Encyclopedia > Michinaga

  Article Content

Michinaga

Fujiwara no Michinaga (966-1028) represents the highpoint of the Fujiwara regents' control over the government of Japan.

Michinaga's total de facto rule over Japan can be seen from the fact that he was father to four (non-reigning) empresses, uncle to two emperors and grandfather to another three. Technically, he never formally took on the title of kampaku regent, but in reality his word was law even after he formally retired from public life in 1019, since he continued to direct the affairs of his son and successor, Yorimichi[?]. Michinaga is popularly known as the Mido Kampaku, implying that he had usurped the full power of a kampaku without necessarily calling himself that.

Soon afterwards, emperors started to retire to a monastery early in life, put young sons on the throne and run the country from behind the scenes.

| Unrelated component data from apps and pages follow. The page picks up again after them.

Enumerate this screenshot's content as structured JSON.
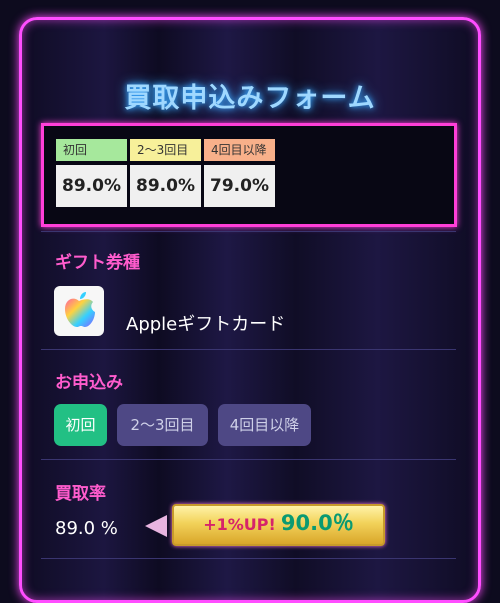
{
  "form_title": "買取申込みフォーム",
  "rate_table": [
    {
      "label": "初回",
      "value": "89.0%",
      "color": "#a6e89c"
    },
    {
      "label": "2〜3回目",
      "value": "89.0%",
      "color": "#f7f09a"
    },
    {
      "label": "4回目以降",
      "value": "79.0%",
      "color": "#f8b08a"
    }
  ],
  "gift_section": {
    "label": "ギフト券種",
    "gift_name": "Appleギフトカード",
    "icon": "apple-gift-card-icon"
  },
  "application_section": {
    "label": "お申込み",
    "options": [
      "初回",
      "2〜3回目",
      "4回目以降"
    ],
    "selected": "初回"
  },
  "rate_section": {
    "label": "買取率",
    "rate_value": "89.0 %",
    "up_label": "+1%UP!",
    "up_value": "90.0％"
  },
  "colors": {
    "accent_pink": "#ff4dff",
    "title_blue": "#9fd8ff",
    "active_green": "#22c084",
    "inactive_purple": "#4e4885"
  }
}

They may well have gotten the idea from Michinaga. As it turned out, this tactic briefly allowed the emperors to wrest power back from the Fujiwara clan, only to see it fall to the Taira warrior clan instead.

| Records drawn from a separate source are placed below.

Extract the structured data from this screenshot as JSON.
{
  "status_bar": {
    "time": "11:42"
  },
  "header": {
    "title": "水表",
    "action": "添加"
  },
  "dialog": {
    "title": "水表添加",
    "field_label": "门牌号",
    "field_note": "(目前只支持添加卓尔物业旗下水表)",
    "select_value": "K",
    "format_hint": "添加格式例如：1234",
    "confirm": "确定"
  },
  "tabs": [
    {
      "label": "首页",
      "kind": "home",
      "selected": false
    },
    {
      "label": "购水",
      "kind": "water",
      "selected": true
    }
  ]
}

Michinaga left a diary that is one of our prime sources of information about Heian-era court life at its height. According to some, he also was the inspiration for Prince Genji, the hero of "The tale of Genji" (J. Genji monogatari) by Murasaki Shikibu, widely viewed as one of the world's first novels.



All Wikipedia text is available under the terms of the GNU Free Documentation License

 
  Search Encyclopedia

Search over one million articles, find something about almost anything!
 
 
  
  Featured Article
1390

...     Contents 1390 Centuries: 13th century - 14th century - 15th century Decades: 1340s 1350s 1360s 1370s 1380s - 1390s - 1400s 1410s 1420s 143 ...